THE PROBLEM:
Print each line below verbatim, skipping every picture.
--- RECORDS FOR PROCESSING Enclosed Below ---
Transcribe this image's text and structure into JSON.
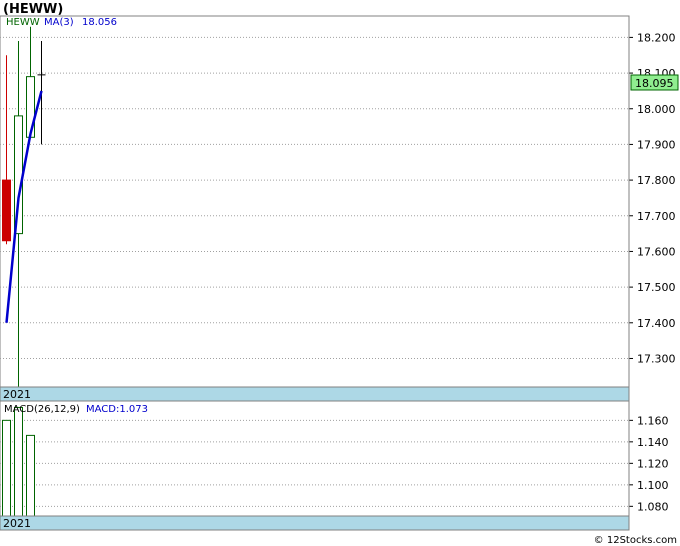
{
  "title": "(HEWW)",
  "footer": "© 12Stocks.com",
  "colors": {
    "up": "#006400",
    "down": "#cc0000",
    "ma": "#0000cc",
    "macd": "#006400",
    "band": "#add8e6",
    "last_price_bg": "#90ee90",
    "grid": "#a0a0a0"
  },
  "chart_data": [
    {
      "type": "candlestick",
      "legend": {
        "symbol": "HEWW",
        "ma_label": "MA(3)",
        "ma_value": "18.056"
      },
      "year_label": "2021",
      "y_ticks": [
        "17.300",
        "17.400",
        "17.500",
        "17.600",
        "17.700",
        "17.800",
        "17.900",
        "18.000",
        "18.100",
        "18.200"
      ],
      "ylim": [
        17.22,
        18.26
      ],
      "last_price": "18.095",
      "candles": [
        {
          "open": 17.8,
          "high": 18.15,
          "low": 17.62,
          "close": 17.63,
          "dir": "down"
        },
        {
          "open": 17.65,
          "high": 18.19,
          "low": 17.22,
          "close": 17.98,
          "dir": "up"
        },
        {
          "open": 17.92,
          "high": 18.23,
          "low": 17.92,
          "close": 18.09,
          "dir": "up"
        },
        {
          "open": 18.095,
          "high": 18.19,
          "low": 17.9,
          "close": 18.095,
          "dir": "doji"
        }
      ],
      "ma": [
        17.4,
        17.75,
        17.93,
        18.05
      ]
    },
    {
      "type": "bar",
      "legend": {
        "label": "MACD(26,12,9)",
        "value_label": "MACD:1.073"
      },
      "year_label": "2021",
      "y_ticks": [
        "1.080",
        "1.100",
        "1.120",
        "1.140",
        "1.160"
      ],
      "ylim": [
        1.071,
        1.178
      ],
      "values": [
        1.16,
        1.172,
        1.146
      ]
    }
  ]
}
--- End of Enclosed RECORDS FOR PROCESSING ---
WRITTEN RESPONSE:
Transcribe this image's text and structure into JSON.
{
  "title": "(HEWW)",
  "footer": "© 12Stocks.com",
  "colors": {
    "up": "#006400",
    "down": "#cc0000",
    "ma": "#0000cc",
    "macd": "#006400",
    "band": "#add8e6",
    "last_price_bg": "#90ee90",
    "grid": "#a0a0a0"
  },
  "chart_data": [
    {
      "type": "candlestick",
      "legend": {
        "symbol": "HEWW",
        "ma_label": "MA(3)",
        "ma_value": "18.056"
      },
      "year_label": "2021",
      "y_ticks": [
        "17.300",
        "17.400",
        "17.500",
        "17.600",
        "17.700",
        "17.800",
        "17.900",
        "18.000",
        "18.100",
        "18.200"
      ],
      "ylim": [
        17.22,
        18.26
      ],
      "last_price": "18.095",
      "candles": [
        {
          "open": 17.8,
          "high": 18.15,
          "low": 17.62,
          "close": 17.63,
          "dir": "down"
        },
        {
          "open": 17.65,
          "high": 18.19,
          "low": 17.22,
          "close": 17.98,
          "dir": "up"
        },
        {
          "open": 17.92,
          "high": 18.23,
          "low": 17.92,
          "close": 18.09,
          "dir": "up"
        },
        {
          "open": 18.095,
          "high": 18.19,
          "low": 17.9,
          "close": 18.095,
          "dir": "doji"
        }
      ],
      "ma": [
        17.4,
        17.75,
        17.93,
        18.05
      ]
    },
    {
      "type": "bar",
      "legend": {
        "label": "MACD(26,12,9)",
        "value_label": "MACD:1.073"
      },
      "year_label": "2021",
      "y_ticks": [
        "1.080",
        "1.100",
        "1.120",
        "1.140",
        "1.160"
      ],
      "ylim": [
        1.071,
        1.178
      ],
      "values": [
        1.16,
        1.172,
        1.146
      ]
    }
  ]
}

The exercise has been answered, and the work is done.